Translation provides something more, and it is a possibility that Benjamin suggests when he claims that “the life of the originals attains its latest, continually renewed, and most complete unfolding” in translation (Benjamin, “Task” 255). As faithful to the original as they might (or might not) attempt to be, a certain amount of inherent infidelity happens to serve a higher interest: “to release in his [sic] own language that pure language which is exiled among alien tongues, to liberate the language imprisoned in a work in his recreation of that work” (261). The more I’ve learned about these translations and their translators, the more I’m convinced that they are interpreters who have much to teach us about reading Chaucer. Benjamin uses “lovingly” to describe their detailed work” (260). They are worth listening to and learning from. Having worked so closely with the text and thought through the implications of each word and line, translators clearly know Chaucer’s work as intimately as any reader possibly could. Their insights need to be sought out and valued.

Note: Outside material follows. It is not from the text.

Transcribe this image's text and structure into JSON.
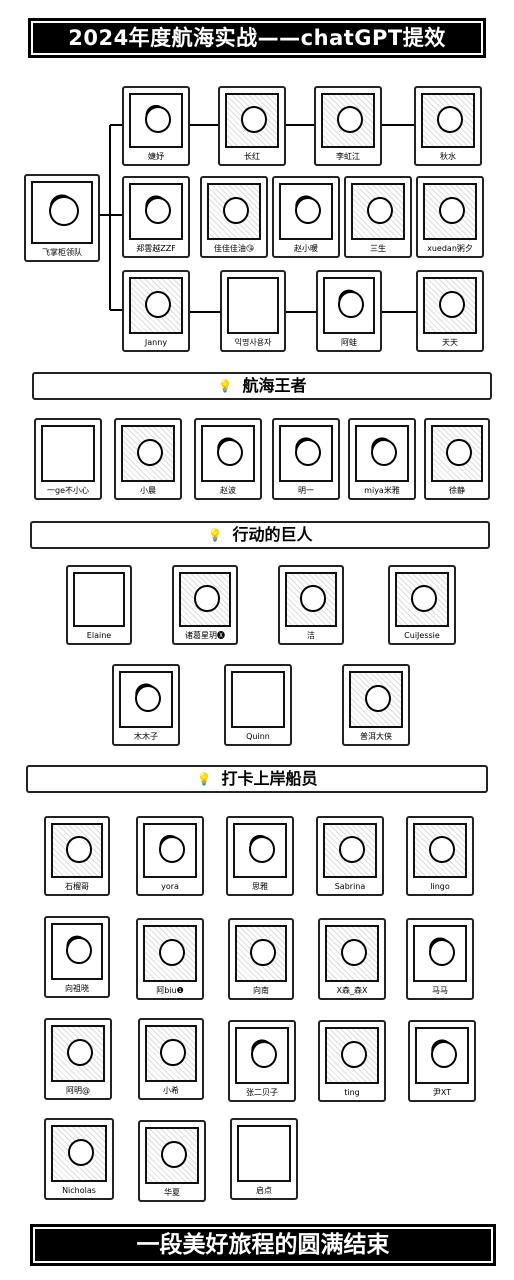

We can also learn much from what the receiving language explores, exposes, and expresses in the original’s gaps, such as forgotten etymologies and meanings excluded in the original but embraced in the receiving language. Sometimes, as we often see, these meanings are in conflict, but in this conflict a richer meaning is created for the reader. These translations can reveal what has been latent in the Middle English text and unavailable until it was translated into other languages, no matter whether those tongues were known to Chaucer and his contemporaries. For that is the nature of language, to hide as well as to reveal. And each language has a different set of things that it reveals or hides. The original and these translations supplement one another, supplying words, associations, and imagery not available in the others.
If the Chaucerian text celebrates polyvalency (which it clearly does), then surely translations deserve our careful study.
*Walter Benjamin, Selected Writings: Volume 1, 1913-1926, trans. Suhrkamp Verlag, ed. Marcus Bullock and Michael W. Jennings (Cambridge, MA: Harvard UP, 1997), pages 253-63.